***** LISTED ENTRIES *****
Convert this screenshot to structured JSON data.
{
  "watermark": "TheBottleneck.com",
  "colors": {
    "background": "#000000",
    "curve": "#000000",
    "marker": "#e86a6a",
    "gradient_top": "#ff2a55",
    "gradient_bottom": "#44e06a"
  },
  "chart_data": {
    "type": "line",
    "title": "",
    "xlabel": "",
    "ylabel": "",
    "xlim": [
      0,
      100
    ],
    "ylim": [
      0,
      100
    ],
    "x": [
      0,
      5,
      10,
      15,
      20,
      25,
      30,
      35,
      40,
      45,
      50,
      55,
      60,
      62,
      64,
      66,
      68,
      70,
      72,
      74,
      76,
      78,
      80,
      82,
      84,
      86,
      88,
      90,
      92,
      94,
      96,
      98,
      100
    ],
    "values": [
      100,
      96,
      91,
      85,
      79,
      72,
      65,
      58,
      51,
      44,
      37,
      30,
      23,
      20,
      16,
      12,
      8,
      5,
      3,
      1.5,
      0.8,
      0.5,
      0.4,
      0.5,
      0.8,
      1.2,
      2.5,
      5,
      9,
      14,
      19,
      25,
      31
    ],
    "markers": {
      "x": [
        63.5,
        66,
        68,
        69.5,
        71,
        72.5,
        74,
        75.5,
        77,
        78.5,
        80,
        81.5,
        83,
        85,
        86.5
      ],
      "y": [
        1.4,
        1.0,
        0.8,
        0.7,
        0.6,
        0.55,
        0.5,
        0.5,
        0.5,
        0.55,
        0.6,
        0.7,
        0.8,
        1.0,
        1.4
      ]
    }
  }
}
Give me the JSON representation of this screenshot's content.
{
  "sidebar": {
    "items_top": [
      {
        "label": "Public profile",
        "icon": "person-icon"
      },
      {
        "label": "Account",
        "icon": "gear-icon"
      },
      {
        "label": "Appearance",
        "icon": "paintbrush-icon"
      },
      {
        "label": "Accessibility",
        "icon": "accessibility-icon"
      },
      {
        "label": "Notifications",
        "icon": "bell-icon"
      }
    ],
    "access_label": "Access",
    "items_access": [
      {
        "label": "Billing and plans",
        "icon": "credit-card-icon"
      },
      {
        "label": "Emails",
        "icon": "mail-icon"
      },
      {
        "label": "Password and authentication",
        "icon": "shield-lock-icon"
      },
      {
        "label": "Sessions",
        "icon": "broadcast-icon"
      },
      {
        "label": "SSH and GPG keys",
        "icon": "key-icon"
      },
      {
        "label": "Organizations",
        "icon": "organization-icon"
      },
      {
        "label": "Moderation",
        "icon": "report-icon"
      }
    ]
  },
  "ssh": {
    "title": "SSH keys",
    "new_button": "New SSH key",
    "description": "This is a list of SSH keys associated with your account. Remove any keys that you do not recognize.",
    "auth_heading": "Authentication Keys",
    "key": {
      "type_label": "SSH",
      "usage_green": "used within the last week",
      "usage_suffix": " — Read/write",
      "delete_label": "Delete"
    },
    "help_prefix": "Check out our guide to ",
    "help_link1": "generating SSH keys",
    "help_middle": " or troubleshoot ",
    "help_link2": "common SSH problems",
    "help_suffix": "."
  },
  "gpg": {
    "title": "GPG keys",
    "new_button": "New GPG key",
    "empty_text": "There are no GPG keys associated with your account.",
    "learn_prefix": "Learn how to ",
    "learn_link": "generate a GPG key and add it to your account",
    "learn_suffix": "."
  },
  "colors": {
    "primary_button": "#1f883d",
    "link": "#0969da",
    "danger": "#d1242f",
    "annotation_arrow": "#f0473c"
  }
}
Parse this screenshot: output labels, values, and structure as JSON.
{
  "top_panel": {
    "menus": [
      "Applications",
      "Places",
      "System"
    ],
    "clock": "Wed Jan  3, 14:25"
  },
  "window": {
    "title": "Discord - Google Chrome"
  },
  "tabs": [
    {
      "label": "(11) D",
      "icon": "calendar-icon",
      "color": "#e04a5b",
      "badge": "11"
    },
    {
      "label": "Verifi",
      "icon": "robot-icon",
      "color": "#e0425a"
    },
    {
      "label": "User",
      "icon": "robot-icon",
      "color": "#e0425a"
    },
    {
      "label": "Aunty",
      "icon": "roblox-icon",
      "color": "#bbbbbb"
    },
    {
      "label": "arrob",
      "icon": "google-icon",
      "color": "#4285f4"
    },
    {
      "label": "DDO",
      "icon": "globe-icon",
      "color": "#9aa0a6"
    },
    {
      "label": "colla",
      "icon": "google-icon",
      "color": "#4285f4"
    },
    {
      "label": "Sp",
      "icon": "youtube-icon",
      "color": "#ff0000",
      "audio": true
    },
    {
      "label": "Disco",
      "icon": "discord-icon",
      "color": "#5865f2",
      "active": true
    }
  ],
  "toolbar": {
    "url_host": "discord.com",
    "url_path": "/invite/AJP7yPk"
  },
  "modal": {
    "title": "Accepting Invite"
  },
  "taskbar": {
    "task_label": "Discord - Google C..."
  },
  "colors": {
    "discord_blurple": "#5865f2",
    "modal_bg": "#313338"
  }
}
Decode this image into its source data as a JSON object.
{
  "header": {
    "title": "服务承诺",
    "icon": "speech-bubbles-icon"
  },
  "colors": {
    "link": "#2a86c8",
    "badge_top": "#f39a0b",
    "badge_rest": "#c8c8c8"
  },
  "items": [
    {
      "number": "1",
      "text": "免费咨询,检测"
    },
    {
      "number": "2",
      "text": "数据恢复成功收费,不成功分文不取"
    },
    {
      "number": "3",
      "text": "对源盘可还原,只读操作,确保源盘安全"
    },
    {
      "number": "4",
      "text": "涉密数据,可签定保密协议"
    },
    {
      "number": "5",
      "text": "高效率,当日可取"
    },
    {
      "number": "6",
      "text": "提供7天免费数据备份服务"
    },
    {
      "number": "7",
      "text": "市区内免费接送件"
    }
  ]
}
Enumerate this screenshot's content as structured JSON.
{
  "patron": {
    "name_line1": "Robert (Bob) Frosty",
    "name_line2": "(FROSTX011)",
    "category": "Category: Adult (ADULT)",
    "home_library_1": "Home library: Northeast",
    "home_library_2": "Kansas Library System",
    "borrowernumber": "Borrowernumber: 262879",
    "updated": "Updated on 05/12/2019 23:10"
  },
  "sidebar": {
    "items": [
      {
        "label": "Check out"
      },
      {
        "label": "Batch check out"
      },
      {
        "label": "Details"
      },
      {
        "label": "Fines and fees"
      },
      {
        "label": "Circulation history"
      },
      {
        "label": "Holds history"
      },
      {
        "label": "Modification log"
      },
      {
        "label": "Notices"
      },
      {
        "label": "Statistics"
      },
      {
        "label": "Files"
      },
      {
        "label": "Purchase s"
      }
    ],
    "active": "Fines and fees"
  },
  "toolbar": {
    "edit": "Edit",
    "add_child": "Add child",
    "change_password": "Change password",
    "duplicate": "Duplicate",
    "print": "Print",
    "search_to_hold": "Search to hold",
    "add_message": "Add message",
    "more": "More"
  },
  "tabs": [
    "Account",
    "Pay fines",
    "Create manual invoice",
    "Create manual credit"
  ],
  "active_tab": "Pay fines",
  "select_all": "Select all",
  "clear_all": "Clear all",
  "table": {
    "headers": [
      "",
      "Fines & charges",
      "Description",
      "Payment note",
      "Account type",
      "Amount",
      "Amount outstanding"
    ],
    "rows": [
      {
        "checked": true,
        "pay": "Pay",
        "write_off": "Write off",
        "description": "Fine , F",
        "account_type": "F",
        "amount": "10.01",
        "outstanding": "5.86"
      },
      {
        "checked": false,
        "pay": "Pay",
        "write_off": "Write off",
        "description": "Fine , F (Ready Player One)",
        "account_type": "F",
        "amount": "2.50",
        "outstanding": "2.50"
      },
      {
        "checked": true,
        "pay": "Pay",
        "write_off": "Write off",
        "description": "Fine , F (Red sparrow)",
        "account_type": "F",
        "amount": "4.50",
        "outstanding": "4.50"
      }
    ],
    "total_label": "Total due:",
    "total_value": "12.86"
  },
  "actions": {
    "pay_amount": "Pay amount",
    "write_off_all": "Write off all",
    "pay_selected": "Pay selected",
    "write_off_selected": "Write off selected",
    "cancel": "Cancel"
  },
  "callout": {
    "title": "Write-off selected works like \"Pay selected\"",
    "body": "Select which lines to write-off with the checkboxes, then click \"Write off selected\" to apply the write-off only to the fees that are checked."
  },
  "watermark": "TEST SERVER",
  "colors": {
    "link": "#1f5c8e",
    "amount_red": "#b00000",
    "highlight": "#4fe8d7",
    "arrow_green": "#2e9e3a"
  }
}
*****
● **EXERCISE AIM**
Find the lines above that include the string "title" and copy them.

● **REPLY**
    "title": "",
    "title": "SSH keys",
    "title": "GPG keys",
    "title": "Discord - Google Chrome"
    "title": "Accepting Invite"
    "title": "服务承诺",
    "title": "Write-off selected works like \"Pay selected\"",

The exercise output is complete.